> Your instructions: Return the records that follow, matching each one exactly.

(Page and application data records)
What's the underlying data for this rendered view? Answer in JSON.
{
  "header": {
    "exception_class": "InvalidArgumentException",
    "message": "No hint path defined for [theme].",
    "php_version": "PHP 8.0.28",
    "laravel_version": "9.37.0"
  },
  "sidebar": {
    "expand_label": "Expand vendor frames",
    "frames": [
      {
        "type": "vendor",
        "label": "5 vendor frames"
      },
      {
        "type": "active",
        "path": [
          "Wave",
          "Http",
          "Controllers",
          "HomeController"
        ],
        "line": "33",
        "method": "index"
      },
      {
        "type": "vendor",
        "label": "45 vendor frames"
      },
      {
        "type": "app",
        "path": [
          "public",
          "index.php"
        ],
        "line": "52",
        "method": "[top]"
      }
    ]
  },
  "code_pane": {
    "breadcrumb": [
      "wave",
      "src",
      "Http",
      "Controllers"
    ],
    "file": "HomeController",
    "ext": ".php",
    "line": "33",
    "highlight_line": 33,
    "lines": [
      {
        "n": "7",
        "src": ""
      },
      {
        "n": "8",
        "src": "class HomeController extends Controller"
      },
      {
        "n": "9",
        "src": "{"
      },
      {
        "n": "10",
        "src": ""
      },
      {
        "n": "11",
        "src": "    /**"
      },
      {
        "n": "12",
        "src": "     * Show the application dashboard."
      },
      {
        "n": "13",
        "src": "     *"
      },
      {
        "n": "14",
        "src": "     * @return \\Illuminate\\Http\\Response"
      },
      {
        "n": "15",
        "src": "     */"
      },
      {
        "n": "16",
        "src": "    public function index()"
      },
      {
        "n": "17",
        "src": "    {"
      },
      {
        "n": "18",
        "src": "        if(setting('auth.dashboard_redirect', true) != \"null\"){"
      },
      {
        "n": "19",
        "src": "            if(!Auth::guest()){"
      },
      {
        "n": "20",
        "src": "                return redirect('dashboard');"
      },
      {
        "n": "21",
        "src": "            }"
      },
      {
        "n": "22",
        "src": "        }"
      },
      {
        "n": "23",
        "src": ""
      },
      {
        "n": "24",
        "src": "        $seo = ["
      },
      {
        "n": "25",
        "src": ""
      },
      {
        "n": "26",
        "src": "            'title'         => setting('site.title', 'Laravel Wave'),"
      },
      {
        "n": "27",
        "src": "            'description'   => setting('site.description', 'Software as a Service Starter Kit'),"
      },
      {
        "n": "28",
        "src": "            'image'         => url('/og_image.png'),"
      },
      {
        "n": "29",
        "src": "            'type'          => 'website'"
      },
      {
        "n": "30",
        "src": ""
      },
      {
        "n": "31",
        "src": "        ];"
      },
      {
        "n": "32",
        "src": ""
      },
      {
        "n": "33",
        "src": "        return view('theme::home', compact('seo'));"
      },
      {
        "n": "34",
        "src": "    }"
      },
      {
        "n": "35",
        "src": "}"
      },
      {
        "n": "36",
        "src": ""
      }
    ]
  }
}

> Completed task:
What's the underlying data for this rendered view? Answer in JSON.
{
  "header": {
    "exception_class": "InvalidArgumentException",
    "message": "No hint path defined for [theme].",
    "php_version": "PHP 8.0.28",
    "laravel_version": "9.37.0"
  },
  "sidebar": {
    "expand_label": "Expand vendor frames",
    "frames": [
      {
        "type": "vendor",
        "label": "5 vendor frames"
      },
      {
        "type": "active",
        "path": [
          "Wave",
          "Http",
          "Controllers",
          "HomeController"
        ],
        "line": "33",
        "method": "index"
      },
      {
        "type": "vendor",
        "label": "45 vendor frames"
      },
      {
        "type": "app",
        "path": [
          "public",
          "index.php"
        ],
        "line": "52",
        "method": "[top]"
      }
    ]
  },
  "code_pane": {
    "breadcrumb": [
      "wave",
      "src",
      "Http",
      "Controllers"
    ],
    "file": "HomeController",
    "ext": ".php",
    "line": "33",
    "highlight_line": 33,
    "lines": [
      {
        "n": "7",
        "src": ""
      },
      {
        "n": "8",
        "src": "class HomeController extends Controller"
      },
      {
        "n": "9",
        "src": "{"
      },
      {
        "n": "10",
        "src": ""
      },
      {
        "n": "11",
        "src": "    /**"
      },
      {
        "n": "12",
        "src": "     * Show the application dashboard."
      },
      {
        "n": "13",
        "src": "     *"
      },
      {
        "n": "14",
        "src": "     * @return \\Illuminate\\Http\\Response"
      },
      {
        "n": "15",
        "src": "     */"
      },
      {
        "n": "16",
        "src": "    public function index()"
      },
      {
        "n": "17",
        "src": "    {"
      },
      {
        "n": "18",
        "src": "        if(setting('auth.dashboard_redirect', true) != \"null\"){"
      },
      {
        "n": "19",
        "src": "            if(!Auth::guest()){"
      },
      {
        "n": "20",
        "src": "                return redirect('dashboard');"
      },
      {
        "n": "21",
        "src": "            }"
      },
      {
        "n": "22",
        "src": "        }"
      },
      {
        "n": "23",
        "src": ""
      },
      {
        "n": "24",
        "src": "        $seo = ["
      },
      {
        "n": "25",
        "src": ""
      },
      {
        "n": "26",
        "src": "            'title'         => setting('site.title', 'Laravel Wave'),"
      },
      {
        "n": "27",
        "src": "            'description'   => setting('site.description', 'Software as a Service Starter Kit'),"
      },
      {
        "n": "28",
        "src": "            'image'         => url('/og_image.png'),"
      },
      {
        "n": "29",
        "src": "            'type'          => 'website'"
      },
      {
        "n": "30",
        "src": ""
      },
      {
        "n": "31",
        "src": "        ];"
      },
      {
        "n": "32",
        "src": ""
      },
      {
        "n": "33",
        "src": "        return view('theme::home', compact('seo'));"
      },
      {
        "n": "34",
        "src": "    }"
      },
      {
        "n": "35",
        "src": "}"
      },
      {
        "n": "36",
        "src": ""
      }
    ]
  }
}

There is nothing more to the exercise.